This morning I found a lovely luna moth as I was out walking in the forest wet from a day of rain.  I think it was not long out of its cocoon, as the tail looks not quite fully unfurled yet.  Lunas emerge from their cocoons in the mornings. I found this one around 6:15 this morning, so I believe it’s just beginning its short seven days of life.

Lunas are common, but because of their short life span, they are not commonly seen.  It’s been a while since I’ve been able to study one of these palm-sized moths. I might see one or two a year, and often they are flitting by or otherwise not being photographically cooperative.
This morning’s moth was a wonderful exception.  The little “moon” spots on its wings are the basis for the moth’s name.  But that’s just one of the truly beautiful things about the moth. Notice how the brown top line resembles a twig in both shape and color.  And notice, too, how the wings themselves mimic the shape and the color of the nearby leaves.  How perfect is that?

In this area, the moths produce two generations in a summer.  The first is now, the second will be about 11 weeks later, in mid-August. More northerly lunas will only product one generation a year. Those to the south will produce three.

 I am still trying to decide if this one is a male or a female. The only difference is in the length and width of their antennas.  The male’s antenna are larger and wider, but to my eye the difference is a small one, so I won’t hazard a guess about this one.  I’m just lucky to have found one so cooperative, so I could admire its beauty and share it with you.

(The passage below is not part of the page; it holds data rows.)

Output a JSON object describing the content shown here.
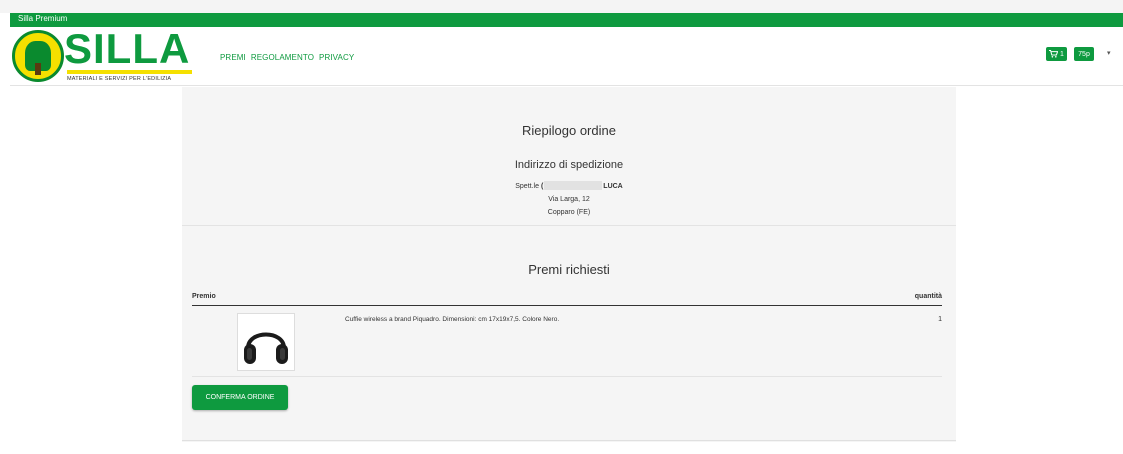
{
  "topbar": {
    "title": "Silla Premium"
  },
  "logo": {
    "word": "SILLA",
    "tagline": "MATERIALI E SERVIZI PER L'EDILIZIA"
  },
  "nav": {
    "items": [
      "PREMI",
      "REGOLAMENTO",
      "PRIVACY"
    ]
  },
  "header_actions": {
    "cart_count": "1",
    "points": "75p"
  },
  "summary": {
    "title": "Riepilogo ordine",
    "shipping_title": "Indirizzo di spedizione",
    "recipient_prefix": "Spett.le",
    "recipient_initial": "(",
    "recipient_suffix": "LUCA",
    "address_line1": "Via Larga, 12",
    "address_line2": "Copparo (FE)"
  },
  "prizes": {
    "title": "Premi richiesti",
    "columns": {
      "prize": "Premio",
      "quantity": "quantità"
    },
    "items": [
      {
        "description": "Cuffie wireless a brand Piquadro. Dimensioni: cm 17x19x7,5. Colore Nero.",
        "quantity": "1",
        "image_icon": "headphones-icon"
      }
    ]
  },
  "actions": {
    "confirm_label": "CONFERMA ORDINE"
  },
  "colors": {
    "brand_green": "#0e9a3f",
    "brand_yellow": "#f5e000"
  }
}
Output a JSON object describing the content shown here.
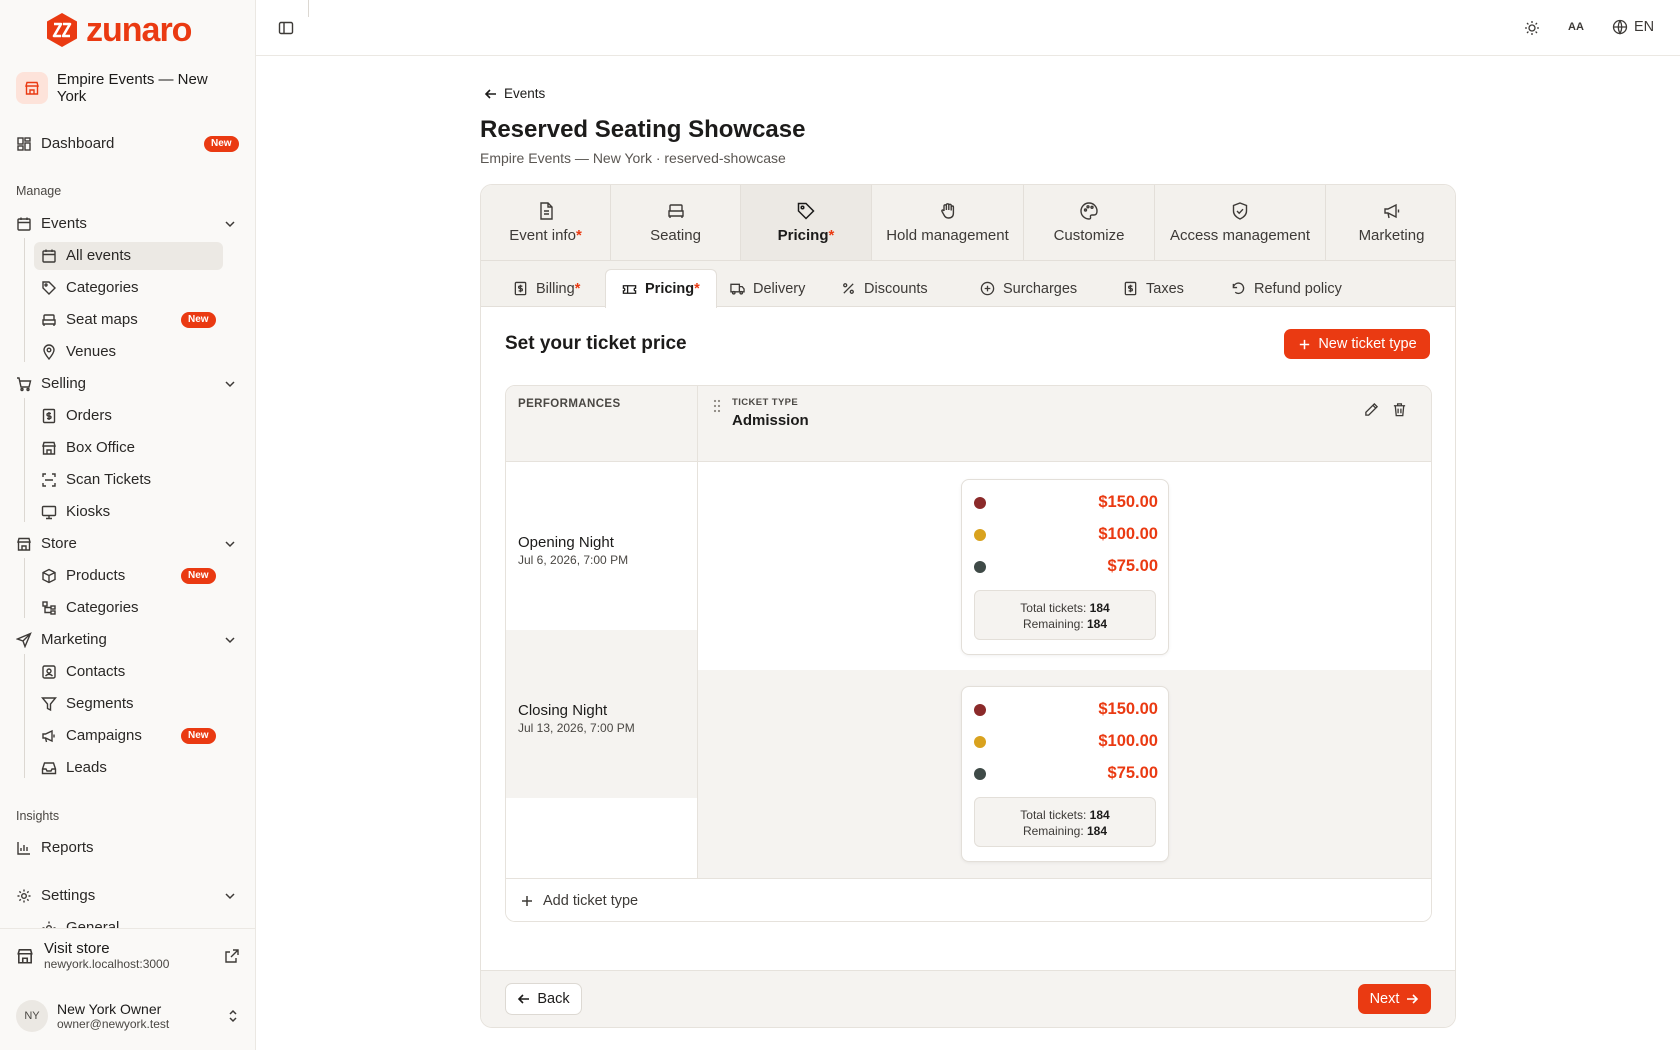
{
  "brand": {
    "name": "zunaro",
    "color": "#ea3a12"
  },
  "org": {
    "name": "Empire Events — New York"
  },
  "sidebar": {
    "dashboard": {
      "label": "Dashboard",
      "badge": "New"
    },
    "manage_label": "Manage",
    "events": {
      "label": "Events",
      "items": [
        {
          "label": "All events"
        },
        {
          "label": "Categories"
        },
        {
          "label": "Seat maps",
          "badge": "New"
        },
        {
          "label": "Venues"
        }
      ]
    },
    "selling": {
      "label": "Selling",
      "items": [
        {
          "label": "Orders"
        },
        {
          "label": "Box Office"
        },
        {
          "label": "Scan Tickets"
        },
        {
          "label": "Kiosks"
        }
      ]
    },
    "store": {
      "label": "Store",
      "items": [
        {
          "label": "Products",
          "badge": "New"
        },
        {
          "label": "Categories"
        }
      ]
    },
    "marketing": {
      "label": "Marketing",
      "items": [
        {
          "label": "Contacts"
        },
        {
          "label": "Segments"
        },
        {
          "label": "Campaigns",
          "badge": "New"
        },
        {
          "label": "Leads"
        }
      ]
    },
    "insights_label": "Insights",
    "reports": {
      "label": "Reports"
    },
    "settings": {
      "label": "Settings",
      "first_child": "General"
    },
    "visit_store": {
      "label": "Visit store",
      "url": "newyork.localhost:3000"
    },
    "user": {
      "initials": "NY",
      "name": "New York Owner",
      "email": "owner@newyork.test"
    }
  },
  "topbar": {
    "text_size_label": "AA",
    "language": "EN"
  },
  "page": {
    "back_label": "Events",
    "title": "Reserved Seating Showcase",
    "subtitle": "Empire Events — New York · reserved-showcase"
  },
  "steps": [
    {
      "label": "Event info",
      "required": "*"
    },
    {
      "label": "Seating"
    },
    {
      "label": "Pricing",
      "required": "*"
    },
    {
      "label": "Hold management"
    },
    {
      "label": "Customize"
    },
    {
      "label": "Access management"
    },
    {
      "label": "Marketing"
    }
  ],
  "subtabs": [
    {
      "label": "Billing",
      "required": "*"
    },
    {
      "label": "Pricing",
      "required": "*"
    },
    {
      "label": "Delivery"
    },
    {
      "label": "Discounts"
    },
    {
      "label": "Surcharges"
    },
    {
      "label": "Taxes"
    },
    {
      "label": "Refund policy"
    }
  ],
  "pricing": {
    "section_title": "Set your ticket price",
    "new_ticket_type_label": "New ticket type",
    "performances_header": "PERFORMANCES",
    "ticket_type_header": "TICKET TYPE",
    "ticket_type_name": "Admission",
    "totals_label": "Total tickets:",
    "remaining_label": "Remaining:",
    "tier_colors": [
      "#8b2a2a",
      "#d9a21e",
      "#3f4a47"
    ],
    "performances": [
      {
        "name": "Opening Night",
        "date": "Jul 6, 2026, 7:00 PM",
        "prices": [
          "$150.00",
          "$100.00",
          "$75.00"
        ],
        "total": "184",
        "remaining": "184"
      },
      {
        "name": "Closing Night",
        "date": "Jul 13, 2026, 7:00 PM",
        "prices": [
          "$150.00",
          "$100.00",
          "$75.00"
        ],
        "total": "184",
        "remaining": "184"
      }
    ],
    "add_ticket_type_label": "Add ticket type"
  },
  "footer": {
    "back_label": "Back",
    "next_label": "Next"
  }
}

9 comments:

Countryside Tales said...

Beautiful. Thanks for sharing the pic.

Carolyn H said...

Thanks! Sometimes luck is with me!

Scott said...

Good post, Carolyn. I'd never thought about why Luna Moths have that name; aren't I glad I stopped by today?! I hardly ever see them here, though, as you said, they're probably pretty common.

We had a 10-minute shower that wet the top of the soil on Saturday evening, but other then that, we have had no rain for the last 28 days. It's desperately dry here.

Carolyn H said...

Scott: I'm surprised to hear you haven't gotten much rain over the past few days. This area was dry up until Sunday, and I've had over 1.5" since then in various thunderstorms that have rolled through. Sunday rained more than half the day here. We aren't that far apart, so it's odd you haven't gotten at least some of the same storms.

Sharkbytes said...

I don't think I've seen one since I was a kid. They are exceptionally beautiful.

Pablo said...

I've found their wings rarely in the forest, but I've never seen a live one. (Yet)

Grizz………… said...

Great post, pix and info. I think you've told me more about luna moths than I'd heretofore managed to learn in my nearly ten (dog) years! I spot a luna from time to time—usually just flitting around in the porchlight—and have always admired them, and the cecropias, for their size and striking colors. But I've never done more than a smidgen of research, because I do so seldom see one—though I now understand it's not likely their rarity but my poor luck. Anyway, really enjoyed the post.

P.S. No rain shortage here along the riverbank. Between the ample moisture and cool temps (mid-40s this a.m.) Southwestern Ohio is a turning into a verdant jungle!

Carolyn H said...

Pablo, I've never seen just their wings. I guess that's from after their 7 days of life. It's a shame they aren't longer lived--I'd love to see them more often. I do know I've never found one as cooperative as this one was.

Carolyn H said...

Griz: Thanks! I like the cecropias, too. Like Ohio, it was chilly and rainy here in PA this morning. And will be chillier tonight. I hope I won't have to light the fireplace again, but I am going to toss another quilt on the bed!